Tennessee-based Hirebotics has developed a robot that can weld using a robot arm from Ann Arbor-based Universal Robots. The new technology was developed in response to a nationwide shortage of skilled welders.
“Many people didn’t believe that collaborative robots could perform such heavy-duty tasks as welding,” says Rob Goldiez, co-founder of Hirebotics. “We realized the need of a solution for small and medium-sized metal fabricators trying to find welders.”
Universal’s UR10e cobot (collaborative robot) is easy to teach and offers automation quality with small batch part runs.
Goldiez says Hirebotics addressed two major hurdles of robotic welding: the ease of programming and the ease of obtaining the system without assuming the risk of ownership. There are no installation costs with the robots, called BotX Welder and, with cloud monitoring, manufacturers pay only for the hours the system welds.
Customers must provide the wire, gas, and parts to weld. They can teach BotX the required welds through a smartphone or tablet app using welding libraries created in welding labs. A cloud connection enables support 24/7.
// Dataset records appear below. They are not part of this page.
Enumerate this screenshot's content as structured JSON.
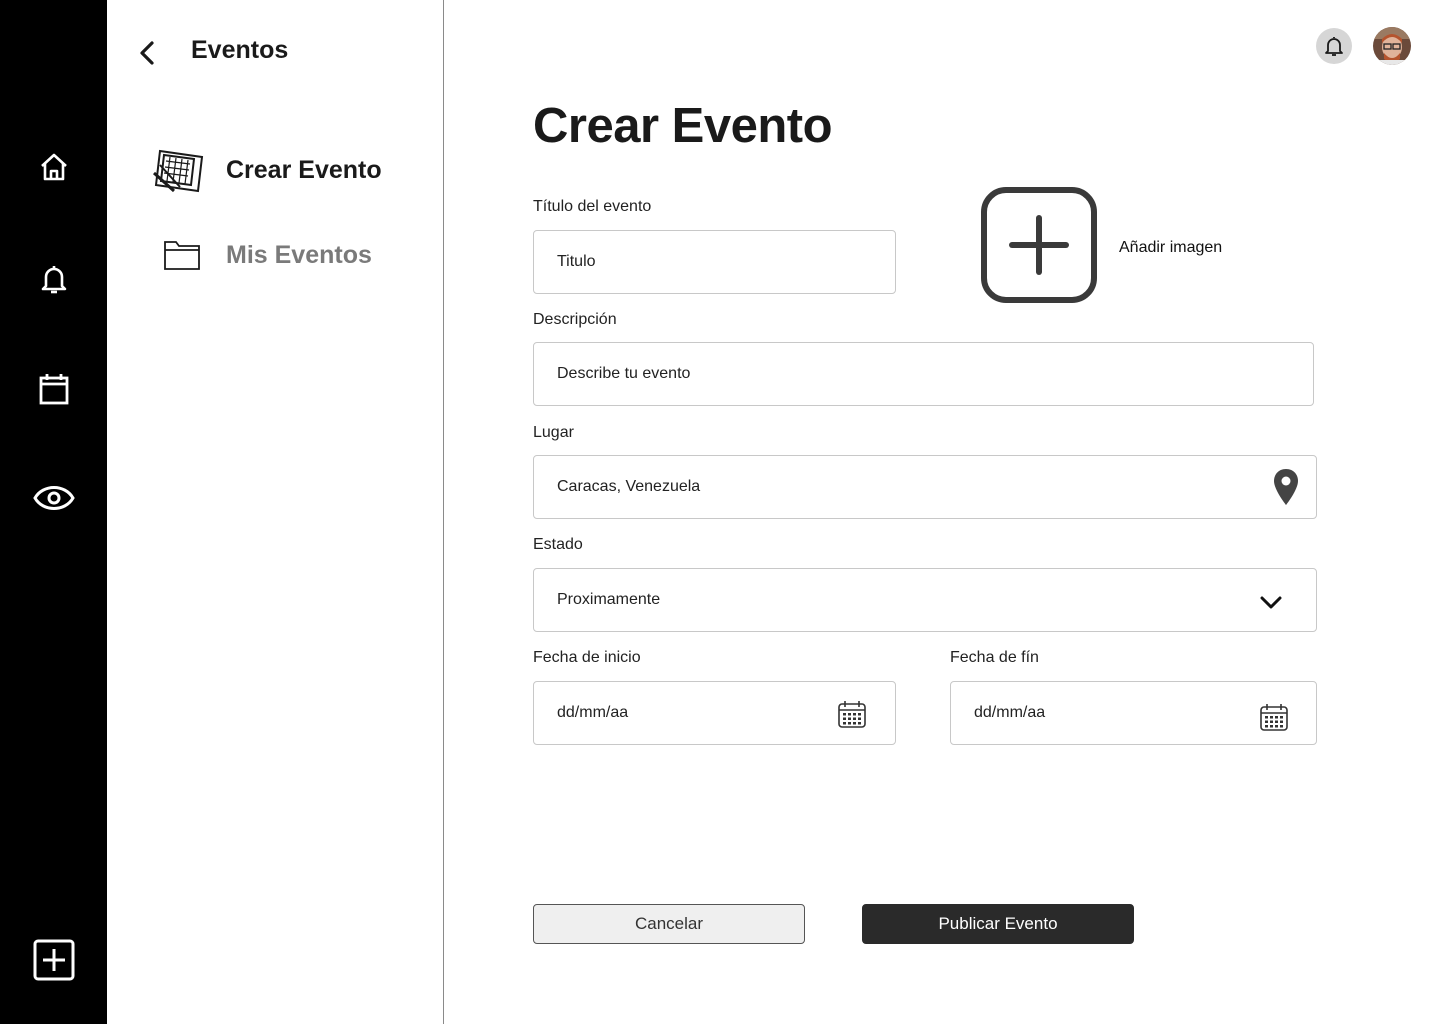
{
  "sidebar": {
    "title": "Eventos",
    "items": [
      {
        "label": "Crear Evento",
        "active": true,
        "icon": "create-event-icon",
        "color": "#1a1a1a"
      },
      {
        "label": "Mis Eventos",
        "active": false,
        "icon": "folder-icon",
        "color": "#7a7a7a"
      }
    ]
  },
  "rail": {
    "items": [
      "home-icon",
      "bell-icon",
      "calendar-icon",
      "eye-icon"
    ],
    "bottom": "add-square-icon"
  },
  "header": {
    "icons": [
      "notification-bell-icon",
      "user-avatar"
    ]
  },
  "form": {
    "title": "Crear Evento",
    "titulo": {
      "label": "Título del evento",
      "placeholder": "Titulo"
    },
    "descripcion": {
      "label": "Descripción",
      "placeholder": "Describe tu evento"
    },
    "lugar": {
      "label": "Lugar",
      "value": "Caracas, Venezuela"
    },
    "estado": {
      "label": "Estado",
      "value": "Proximamente"
    },
    "fecha_inicio": {
      "label": "Fecha de inicio",
      "placeholder": "dd/mm/aa"
    },
    "fecha_fin": {
      "label": "Fecha de fín",
      "placeholder": "dd/mm/aa"
    },
    "add_image_label": "Añadir imagen"
  },
  "actions": {
    "cancel": "Cancelar",
    "publish": "Publicar Evento"
  },
  "colors": {
    "rail_bg": "#000000",
    "primary_button": "#2a2a2a",
    "secondary_button": "#efefef"
  }
}
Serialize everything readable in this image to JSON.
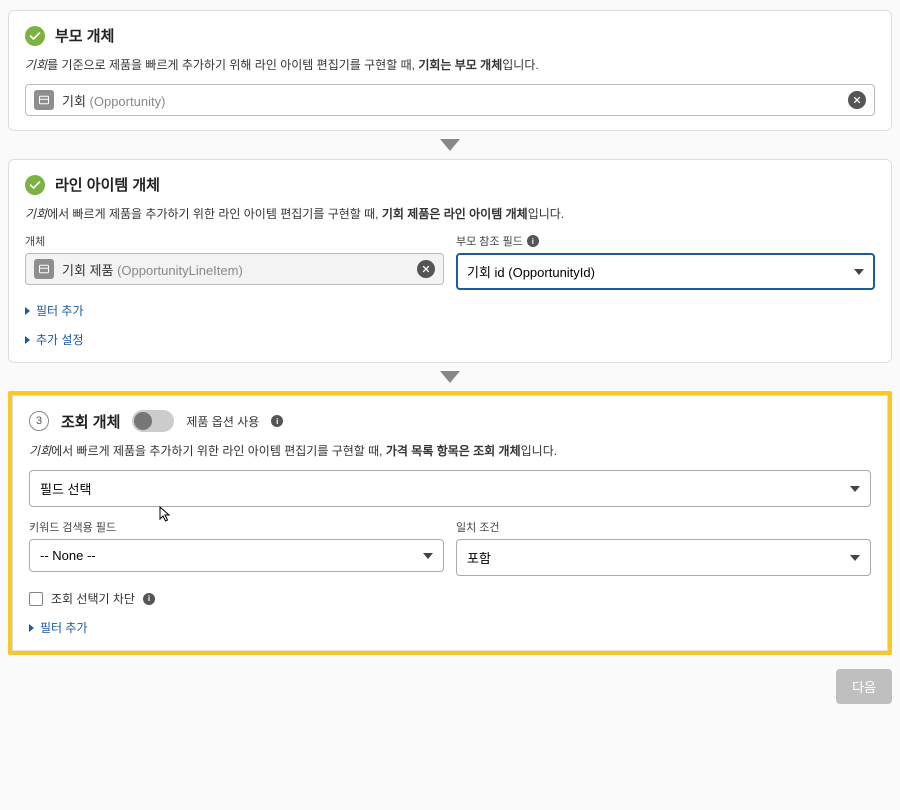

“With Universal Robots’ open architecture, we were able to control not only wire feed speed and voltage, but torch angle as well, which ensures a quality weld every time,” Goldiez says. “UR’s open platform also enabled us to develop a cloud-based software solution that allows us to ensure a customer is always running with the latest features at no charge. We can respond to a customer’s request for additional features within weeks and push those features out to the customer with no onsite visits.”
The collaborative robots do not require safety fencing like traditional industrial robots, so they take up less space.
The BotX Welder is now available to customers but will officially launch at Fabtech on Nov. 11-14 in Chicago.
Universal Robots was founded in 2005 and launched its first cobot in 2008.
Hirebotics pioneered robots-as-a-service with its pay-by-the-productive-hour business model. It was founded in 2015.